Provided records below:
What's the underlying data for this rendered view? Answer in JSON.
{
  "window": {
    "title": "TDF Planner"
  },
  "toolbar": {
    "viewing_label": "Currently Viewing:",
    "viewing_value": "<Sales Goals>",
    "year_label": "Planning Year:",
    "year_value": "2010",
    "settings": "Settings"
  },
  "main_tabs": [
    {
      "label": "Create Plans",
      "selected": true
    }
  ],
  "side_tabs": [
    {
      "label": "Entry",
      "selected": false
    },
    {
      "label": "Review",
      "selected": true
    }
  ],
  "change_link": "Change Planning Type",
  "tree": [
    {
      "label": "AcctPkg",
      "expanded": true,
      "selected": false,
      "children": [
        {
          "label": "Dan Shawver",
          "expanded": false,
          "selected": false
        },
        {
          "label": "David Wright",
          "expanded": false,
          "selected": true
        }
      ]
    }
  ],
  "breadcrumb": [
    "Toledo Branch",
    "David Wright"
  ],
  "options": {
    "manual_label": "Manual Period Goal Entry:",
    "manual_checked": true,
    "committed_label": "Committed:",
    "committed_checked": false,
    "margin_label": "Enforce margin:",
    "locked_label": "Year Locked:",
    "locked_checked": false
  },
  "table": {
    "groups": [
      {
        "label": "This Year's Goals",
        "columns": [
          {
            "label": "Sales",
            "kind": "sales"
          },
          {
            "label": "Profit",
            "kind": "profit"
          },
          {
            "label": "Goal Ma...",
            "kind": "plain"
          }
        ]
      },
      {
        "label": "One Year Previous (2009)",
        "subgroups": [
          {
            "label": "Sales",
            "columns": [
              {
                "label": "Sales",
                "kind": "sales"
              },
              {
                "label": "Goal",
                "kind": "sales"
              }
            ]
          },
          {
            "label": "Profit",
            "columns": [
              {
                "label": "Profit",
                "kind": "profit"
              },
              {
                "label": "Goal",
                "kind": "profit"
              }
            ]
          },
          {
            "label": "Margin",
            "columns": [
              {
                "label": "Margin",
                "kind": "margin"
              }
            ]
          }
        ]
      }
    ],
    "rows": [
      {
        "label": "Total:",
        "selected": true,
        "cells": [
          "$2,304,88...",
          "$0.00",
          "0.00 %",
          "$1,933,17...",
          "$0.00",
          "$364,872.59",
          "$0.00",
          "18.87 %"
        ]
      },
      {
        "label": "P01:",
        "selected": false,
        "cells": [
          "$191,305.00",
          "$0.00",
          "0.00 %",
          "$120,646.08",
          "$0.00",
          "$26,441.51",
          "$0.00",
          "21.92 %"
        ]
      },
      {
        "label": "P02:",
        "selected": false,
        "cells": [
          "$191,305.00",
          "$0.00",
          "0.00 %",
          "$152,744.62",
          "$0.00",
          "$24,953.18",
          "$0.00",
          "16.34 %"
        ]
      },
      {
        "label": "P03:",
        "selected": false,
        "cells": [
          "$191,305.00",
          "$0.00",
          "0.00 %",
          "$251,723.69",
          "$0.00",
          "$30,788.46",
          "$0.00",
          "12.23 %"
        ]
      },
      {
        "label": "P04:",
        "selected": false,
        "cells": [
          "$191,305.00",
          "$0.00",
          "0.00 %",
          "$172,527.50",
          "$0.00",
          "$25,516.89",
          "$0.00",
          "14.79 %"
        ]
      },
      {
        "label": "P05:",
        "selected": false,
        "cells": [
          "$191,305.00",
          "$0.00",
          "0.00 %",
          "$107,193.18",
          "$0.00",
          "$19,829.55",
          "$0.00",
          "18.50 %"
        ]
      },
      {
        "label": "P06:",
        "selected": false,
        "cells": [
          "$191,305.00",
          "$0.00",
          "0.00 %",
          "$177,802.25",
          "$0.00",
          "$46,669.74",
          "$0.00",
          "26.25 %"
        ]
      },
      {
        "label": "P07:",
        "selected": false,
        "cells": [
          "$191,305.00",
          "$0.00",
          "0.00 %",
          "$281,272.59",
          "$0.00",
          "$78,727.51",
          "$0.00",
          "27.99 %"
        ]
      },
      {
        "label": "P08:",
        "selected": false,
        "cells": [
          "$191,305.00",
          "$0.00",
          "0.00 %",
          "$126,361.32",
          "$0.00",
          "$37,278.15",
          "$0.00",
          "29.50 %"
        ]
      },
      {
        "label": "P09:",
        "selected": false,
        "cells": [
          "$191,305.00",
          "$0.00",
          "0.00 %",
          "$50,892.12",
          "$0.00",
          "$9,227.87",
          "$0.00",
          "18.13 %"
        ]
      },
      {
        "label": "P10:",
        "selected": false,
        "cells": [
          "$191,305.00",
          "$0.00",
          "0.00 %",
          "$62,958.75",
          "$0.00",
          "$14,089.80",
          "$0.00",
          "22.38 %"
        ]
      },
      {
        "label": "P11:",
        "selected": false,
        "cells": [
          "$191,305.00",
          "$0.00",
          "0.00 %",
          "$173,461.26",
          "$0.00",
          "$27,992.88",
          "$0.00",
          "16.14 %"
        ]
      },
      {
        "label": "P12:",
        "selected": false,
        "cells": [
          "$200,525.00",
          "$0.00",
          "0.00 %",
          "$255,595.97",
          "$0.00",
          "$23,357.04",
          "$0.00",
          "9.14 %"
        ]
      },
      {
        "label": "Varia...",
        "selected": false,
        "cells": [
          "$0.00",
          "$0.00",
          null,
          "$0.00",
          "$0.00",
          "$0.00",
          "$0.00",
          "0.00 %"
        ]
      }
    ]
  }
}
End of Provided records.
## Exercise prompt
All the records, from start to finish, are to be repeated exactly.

## The answer
What's the underlying data for this rendered view? Answer in JSON.
{
  "window": {
    "title": "TDF Planner"
  },
  "toolbar": {
    "viewing_label": "Currently Viewing:",
    "viewing_value": "<Sales Goals>",
    "year_label": "Planning Year:",
    "year_value": "2010",
    "settings": "Settings"
  },
  "main_tabs": [
    {
      "label": "Create Plans",
      "selected": true
    }
  ],
  "side_tabs": [
    {
      "label": "Entry",
      "selected": false
    },
    {
      "label": "Review",
      "selected": true
    }
  ],
  "change_link": "Change Planning Type",
  "tree": [
    {
      "label": "AcctPkg",
      "expanded": true,
      "selected": false,
      "children": [
        {
          "label": "Dan Shawver",
          "expanded": false,
          "selected": false
        },
        {
          "label": "David Wright",
          "expanded": false,
          "selected": true
        }
      ]
    }
  ],
  "breadcrumb": [
    "Toledo Branch",
    "David Wright"
  ],
  "options": {
    "manual_label": "Manual Period Goal Entry:",
    "manual_checked": true,
    "committed_label": "Committed:",
    "committed_checked": false,
    "margin_label": "Enforce margin:",
    "locked_label": "Year Locked:",
    "locked_checked": false
  },
  "table": {
    "groups": [
      {
        "label": "This Year's Goals",
        "columns": [
          {
            "label": "Sales",
            "kind": "sales"
          },
          {
            "label": "Profit",
            "kind": "profit"
          },
          {
            "label": "Goal Ma...",
            "kind": "plain"
          }
        ]
      },
      {
        "label": "One Year Previous (2009)",
        "subgroups": [
          {
            "label": "Sales",
            "columns": [
              {
                "label": "Sales",
                "kind": "sales"
              },
              {
                "label": "Goal",
                "kind": "sales"
              }
            ]
          },
          {
            "label": "Profit",
            "columns": [
              {
                "label": "Profit",
                "kind": "profit"
              },
              {
                "label": "Goal",
                "kind": "profit"
              }
            ]
          },
          {
            "label": "Margin",
            "columns": [
              {
                "label": "Margin",
                "kind": "margin"
              }
            ]
          }
        ]
      }
    ],
    "rows": [
      {
        "label": "Total:",
        "selected": true,
        "cells": [
          "$2,304,88...",
          "$0.00",
          "0.00 %",
          "$1,933,17...",
          "$0.00",
          "$364,872.59",
          "$0.00",
          "18.87 %"
        ]
      },
      {
        "label": "P01:",
        "selected": false,
        "cells": [
          "$191,305.00",
          "$0.00",
          "0.00 %",
          "$120,646.08",
          "$0.00",
          "$26,441.51",
          "$0.00",
          "21.92 %"
        ]
      },
      {
        "label": "P02:",
        "selected": false,
        "cells": [
          "$191,305.00",
          "$0.00",
          "0.00 %",
          "$152,744.62",
          "$0.00",
          "$24,953.18",
          "$0.00",
          "16.34 %"
        ]
      },
      {
        "label": "P03:",
        "selected": false,
        "cells": [
          "$191,305.00",
          "$0.00",
          "0.00 %",
          "$251,723.69",
          "$0.00",
          "$30,788.46",
          "$0.00",
          "12.23 %"
        ]
      },
      {
        "label": "P04:",
        "selected": false,
        "cells": [
          "$191,305.00",
          "$0.00",
          "0.00 %",
          "$172,527.50",
          "$0.00",
          "$25,516.89",
          "$0.00",
          "14.79 %"
        ]
      },
      {
        "label": "P05:",
        "selected": false,
        "cells": [
          "$191,305.00",
          "$0.00",
          "0.00 %",
          "$107,193.18",
          "$0.00",
          "$19,829.55",
          "$0.00",
          "18.50 %"
        ]
      },
      {
        "label": "P06:",
        "selected": false,
        "cells": [
          "$191,305.00",
          "$0.00",
          "0.00 %",
          "$177,802.25",
          "$0.00",
          "$46,669.74",
          "$0.00",
          "26.25 %"
        ]
      },
      {
        "label": "P07:",
        "selected": false,
        "cells": [
          "$191,305.00",
          "$0.00",
          "0.00 %",
          "$281,272.59",
          "$0.00",
          "$78,727.51",
          "$0.00",
          "27.99 %"
        ]
      },
      {
        "label": "P08:",
        "selected": false,
        "cells": [
          "$191,305.00",
          "$0.00",
          "0.00 %",
          "$126,361.32",
          "$0.00",
          "$37,278.15",
          "$0.00",
          "29.50 %"
        ]
      },
      {
        "label": "P09:",
        "selected": false,
        "cells": [
          "$191,305.00",
          "$0.00",
          "0.00 %",
          "$50,892.12",
          "$0.00",
          "$9,227.87",
          "$0.00",
          "18.13 %"
        ]
      },
      {
        "label": "P10:",
        "selected": false,
        "cells": [
          "$191,305.00",
          "$0.00",
          "0.00 %",
          "$62,958.75",
          "$0.00",
          "$14,089.80",
          "$0.00",
          "22.38 %"
        ]
      },
      {
        "label": "P11:",
        "selected": false,
        "cells": [
          "$191,305.00",
          "$0.00",
          "0.00 %",
          "$173,461.26",
          "$0.00",
          "$27,992.88",
          "$0.00",
          "16.14 %"
        ]
      },
      {
        "label": "P12:",
        "selected": false,
        "cells": [
          "$200,525.00",
          "$0.00",
          "0.00 %",
          "$255,595.97",
          "$0.00",
          "$23,357.04",
          "$0.00",
          "9.14 %"
        ]
      },
      {
        "label": "Varia...",
        "selected": false,
        "cells": [
          "$0.00",
          "$0.00",
          null,
          "$0.00",
          "$0.00",
          "$0.00",
          "$0.00",
          "0.00 %"
        ]
      }
    ]
  }
}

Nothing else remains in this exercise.